15/05/2006 | Design for Manufacture lessons set to shape UK
The achievements of the Design for Manufacture competition and the role
it will play in shaping the future of UK homes were set out today (15
May 2006) with the publication of the headline ten lessons learnt from
A public exhibition taking place at the Building Centre in Central
London this week showcases the winning designs in the government’s
contest to design a good-quality home for a maximum construction cost of
The Department for Communities and Local Government and English
Partnerships – the national regeneration agency which has been running
the competition – has published a summary of the lessons learnt so far.
Trevor Beattie, the English Partnerships Director with responsibility
for the competition, said, “The Design for Manufacture competition has
resulted in a host of innovative new home designs and construction
techniques that can be used to build homes more economically without

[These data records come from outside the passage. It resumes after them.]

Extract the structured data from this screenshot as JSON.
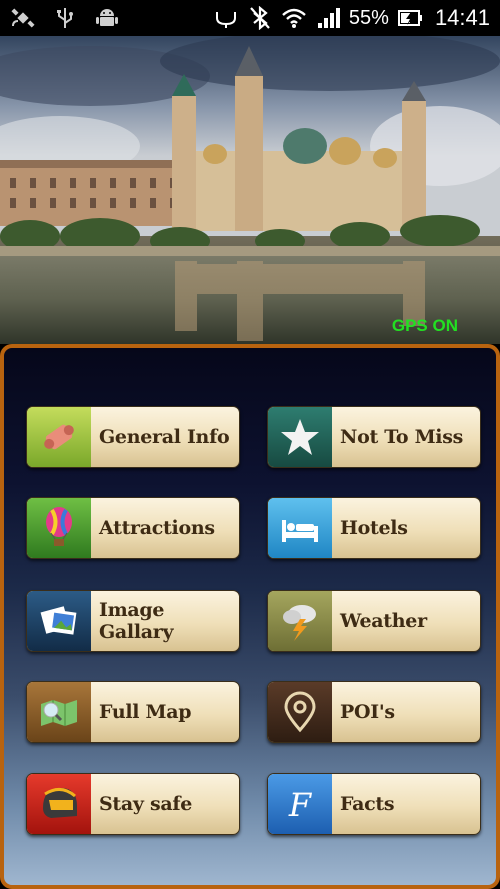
{
  "status_bar": {
    "battery_percent": "55%",
    "time": "14:41"
  },
  "hero": {
    "gps_label": "GPS ON"
  },
  "menu": [
    {
      "label": "General Info",
      "icon": "scroll-icon",
      "icon_bg": "#9bbf3a"
    },
    {
      "label": "Not To Miss",
      "icon": "star-icon",
      "icon_bg": "#1f5f55"
    },
    {
      "label": "Attractions",
      "icon": "balloon-icon",
      "icon_bg": "#4f9a2f"
    },
    {
      "label": "Hotels",
      "icon": "bed-icon",
      "icon_bg": "#3aa2d8"
    },
    {
      "label": "Image Gallary",
      "icon": "photos-icon",
      "icon_bg": "#1a3e63"
    },
    {
      "label": "Weather",
      "icon": "storm-icon",
      "icon_bg": "#8d8e4b"
    },
    {
      "label": "Full Map",
      "icon": "map-icon",
      "icon_bg": "#8a5a25"
    },
    {
      "label": "POI's",
      "icon": "map-pin-icon",
      "icon_bg": "#4a2f1f"
    },
    {
      "label": "Stay safe",
      "icon": "helmet-icon",
      "icon_bg": "#c8221b"
    },
    {
      "label": "Facts",
      "icon": "letter-f-icon",
      "icon_bg": "#2f7ed0"
    }
  ]
}
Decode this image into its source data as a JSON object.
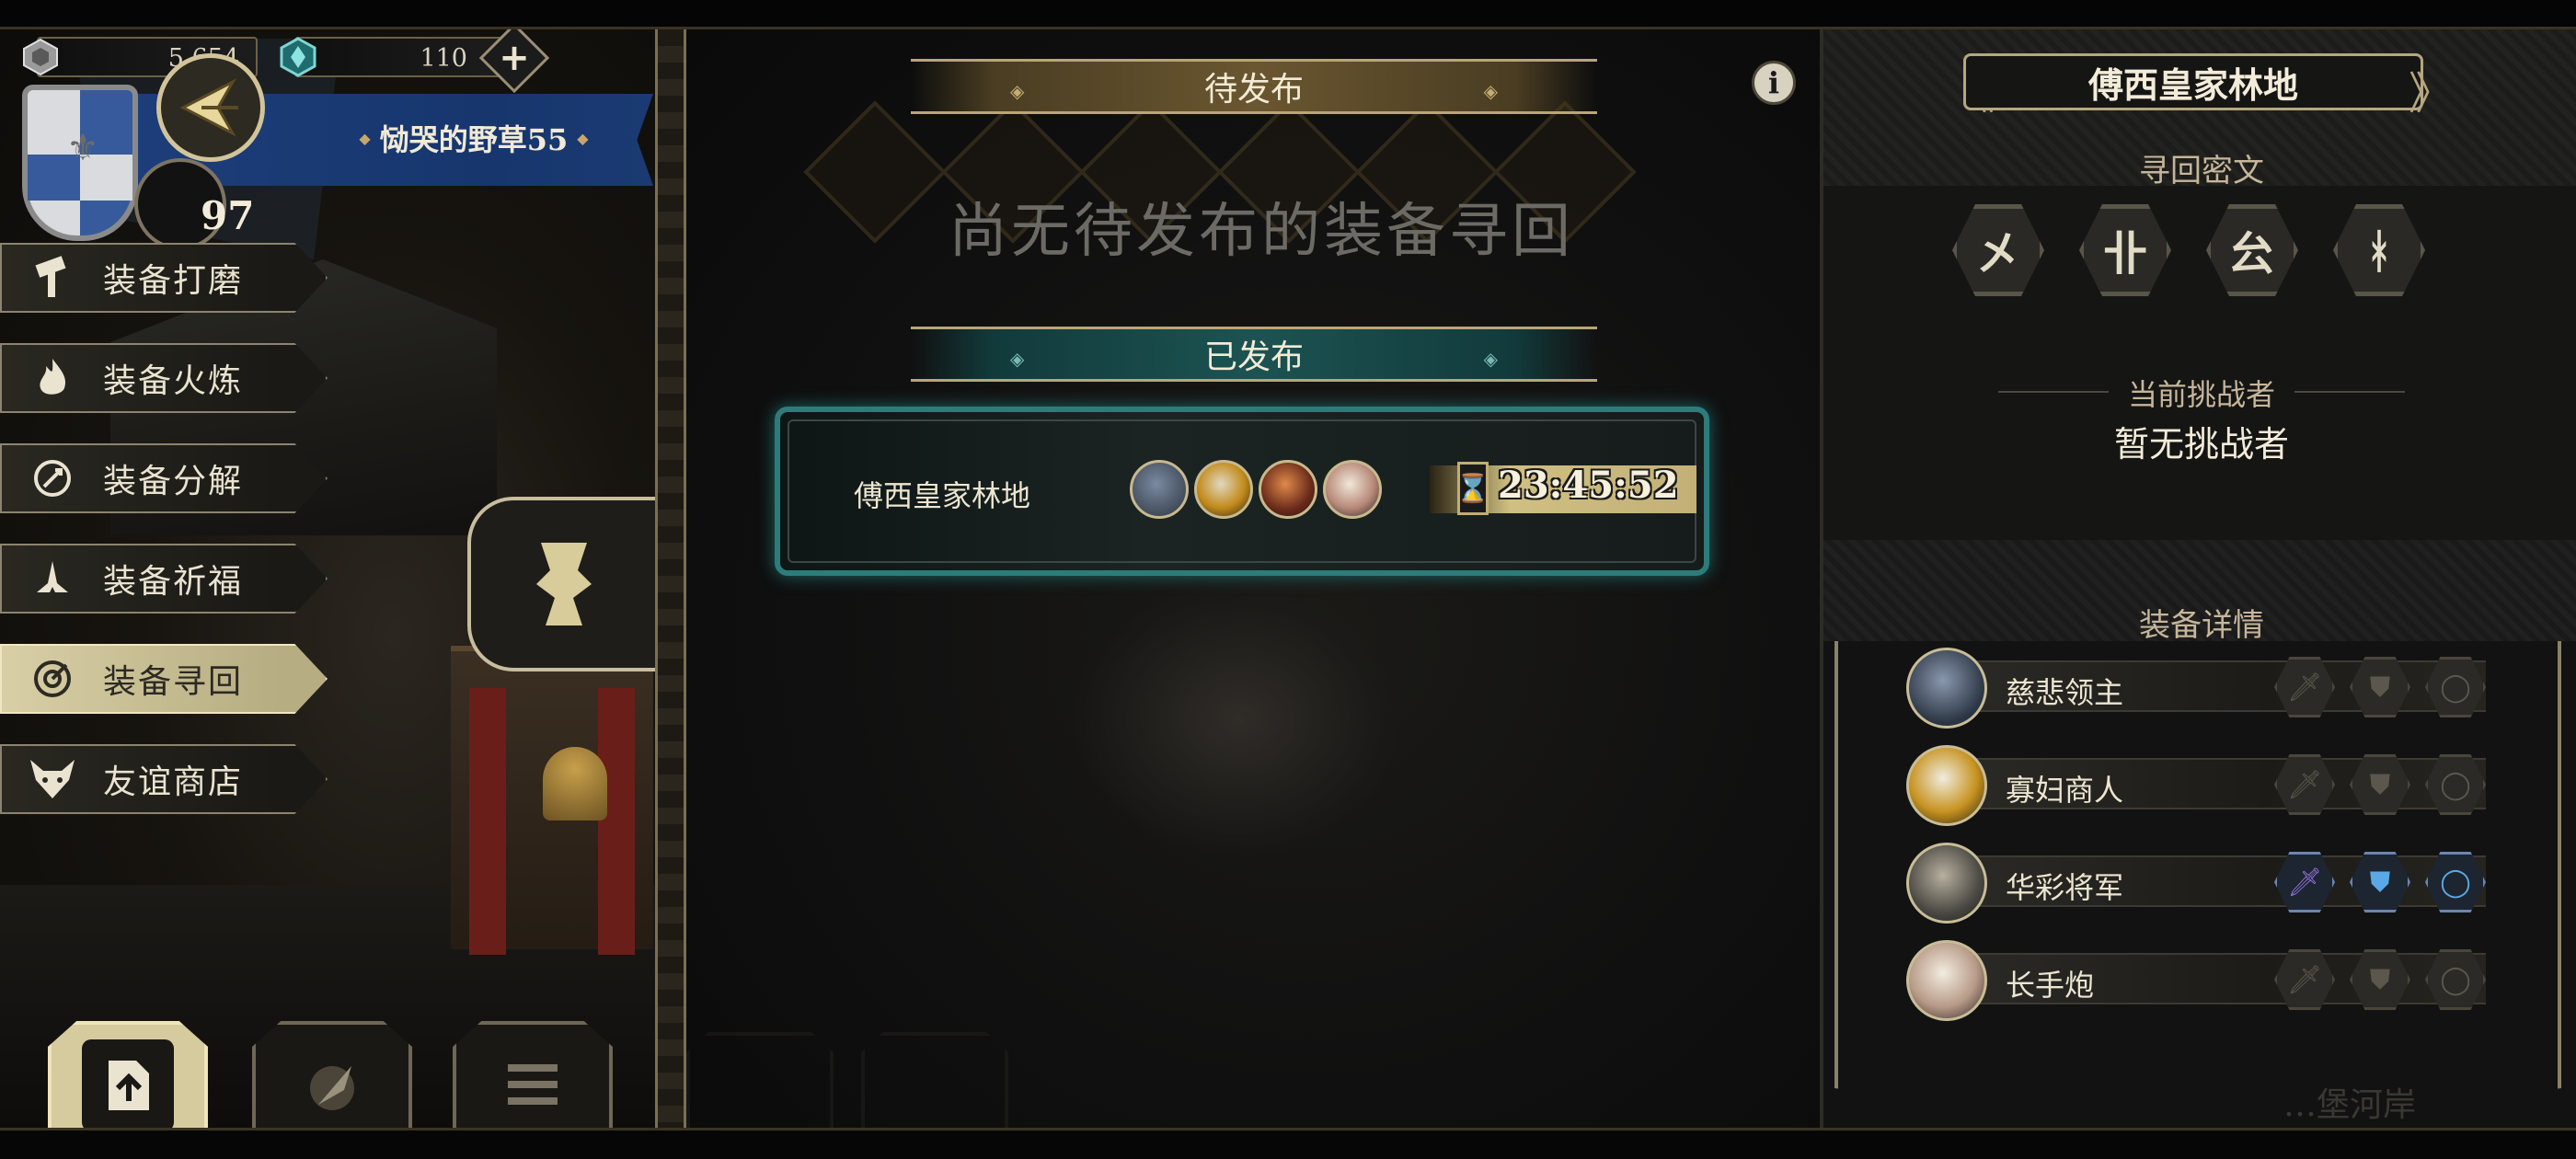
{
  "resources": {
    "silver": {
      "icon": "silver-coin-icon",
      "value": "5,654"
    },
    "gems": {
      "icon": "gem-icon",
      "value": "110"
    },
    "add_label": "+"
  },
  "player": {
    "name": "恸哭的野草55",
    "level": "97",
    "shield_icon": "fleur-de-lis-shield-icon",
    "rank_icon": "arrow-rank-icon"
  },
  "menu": [
    {
      "label": "装备打磨",
      "icon": "hammer-icon",
      "active": false
    },
    {
      "label": "装备火炼",
      "icon": "flame-icon",
      "active": false
    },
    {
      "label": "装备分解",
      "icon": "decompose-icon",
      "active": false
    },
    {
      "label": "装备祈福",
      "icon": "prayer-hands-icon",
      "active": false
    },
    {
      "label": "装备寻回",
      "icon": "target-icon",
      "active": true
    },
    {
      "label": "友谊商店",
      "icon": "fox-icon",
      "active": false
    }
  ],
  "bottom_tabs": [
    {
      "icon": "upload-icon",
      "active": true
    },
    {
      "icon": "quill-icon",
      "active": false
    },
    {
      "icon": "list-icon",
      "active": false
    }
  ],
  "center": {
    "pending_title": "待发布",
    "pending_empty": "尚无待发布的装备寻回",
    "published_title": "已发布",
    "info_label": "i",
    "published_items": [
      {
        "name": "傅西皇家林地",
        "timer": "23:45:52",
        "avatars": [
          "wolf-avatar-icon",
          "bird-avatar-icon",
          "dwarf-avatar-icon",
          "goat-avatar-icon"
        ]
      }
    ]
  },
  "detail": {
    "title": "傅西皇家林地",
    "cipher_title": "寻回密文",
    "runes": [
      "㐅",
      "卝",
      "㕕",
      "ᚼ"
    ],
    "challenger_label": "当前挑战者",
    "challenger_value": "暂无挑战者",
    "equipment_title": "装备详情",
    "equipment": [
      {
        "name": "慈悲领主",
        "slots": {
          "weapon": false,
          "armor": false,
          "ring": false
        }
      },
      {
        "name": "寡妇商人",
        "slots": {
          "weapon": false,
          "armor": false,
          "ring": false
        }
      },
      {
        "name": "华彩将军",
        "slots": {
          "weapon": true,
          "armor": true,
          "ring": true
        }
      },
      {
        "name": "长手炮",
        "slots": {
          "weapon": false,
          "armor": false,
          "ring": false
        }
      }
    ],
    "faint_footer": "…堡河岸"
  },
  "colors": {
    "accent_gold": "#c7a66b",
    "accent_teal": "#2c7c7b",
    "banner_blue": "#1d3e7a",
    "weapon_purple": "#8f6fd8",
    "armor_blue": "#5aa9e6"
  }
}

sacrificing quality. These benefits will be passed on to purchasers in
the form of homes that are better built, cheaper to run and above all,
cheaper to buy.
“Throughout the challenge we have seen many groundbreaking ideas that
are a credit to our industry. We have all learned a lot from this
competition and English Partnerships will now work to ensure that these
lessons are taken up by the market as a whole.”
Some of the initial findings from the competition include:
* Construction costs can be tamed without sacrificing quality –
developers that closely linked their design, suppliers and delivery
teams into a single process found savings.
* It is possible to achieve higher-density housing with houses, not
just flats – developments built as a result of this competition will
achieve densities of over 60 homes per hectare, mainly with houses.
It’s proof that getting the design and development process right means
it’s possible to have houses with gardens, garages and front doors which
open onto the street.
* Reducing construction costs doesn’t mean reducing size – the
competition required all homes to be constructed for £60,000 to be a
minimum of 76.5 sq m (823.46 sq ft). In fact, many of the homes could
be built larger than this, some at around 88 sq m.
* Homes could slash energy bills and cope with climate change –
some of the winning designs are groundbreaking in terms of energy
efficiency and have features which will help keep homes warm in winter
and cool in summer.
A total of six developers have been chosen to build their designs across
nine competition sites. Construction work is beginning on four of the
sites. Developments at Oxley Park in Milton Keynes, Upton in
Northampton, Allerton Bywater near Leeds and Renny Lodge, Newport
Pagnell all received planning permission within 10-13 weeks of an
application being submitted.
Each of the sites had either detailed design codes or development briefs
in place. This demonstrates how working with local authorities to agree
the requirements on a development site in advance can help developers
move swiftly through the planning system.
A detailed publication on the full lessons learnt so far will be
published shortly, and English Partnerships will continue to press local
authorities, housing associations and private developers to bring
economically built, high quality homes into mainstream housebuilding.
In addition, the agency has also adopted a clear set of national quality
and price standards which will give clarity and consistency to
developers looking to work on English Partnerships’ sites. The aim is
to help developers optimise design and supply chain efficiencies through
better planning and partnering, as well as reduce their risk by making
it clear what we are looking for.
-- ENDS --
Notes to editors
1. The Design for Manufacture Competition
The Design for Manufacture Competition was launched in April 2005 by
Deputy Prime Minister John Prescott. It was a challenge to the
housebuilding industry to create a sustainable, well-designed, good
quality home for a construction cost of £60,000 and aimed to address the
increases in housing construction costs in recent years.
2. The Design for Manufacture exhibition
The exhibition is being held at the Building Centre, 26 Store Street,
London WC1W 7BT from 15-20 May. Entry is free of charge.
3. The winning developers
Six developers have been chosen to turn their designs into real homes on
competition sites across the country. These are:
* Barratt Developments plc at Upton, Northampton and Allerton
* The Countryside Consortium at Horns Cross, Dartford
* George Wimpey at Oxley Park, Milton Keynes
* Persimmon Homes at Park Prewett, Basingstoke
* The SixtyK Consortium (led by Crest Nicholson) at Renny Lodge,
Newport Pagnell and Linton, Maidstone
* William Verry at Oxford Road, Aylesbury Vale and School Road,
4. Materials available to the media
Images of the winning designs are available for download at
5. Lessons learnt summary publication
A copy of the ten lessons learnt published today is available at
6. English Partnerships is the government’s national regeneration agency
delivering high quality, sustainable growth in England. We do this by
developing our portfolio of strategic projects and acting as the
government’s advisor on brownfield land. We also ensure that surplus
public sector assets are used to support wider government objectives,
especially those contained in the Sustainable Communities Plan. English
Partnerships helps create communities where can afford to live and want
to live. Information on projects and programmes can be found at
For further information, please contact:
tel: 020 7881 1624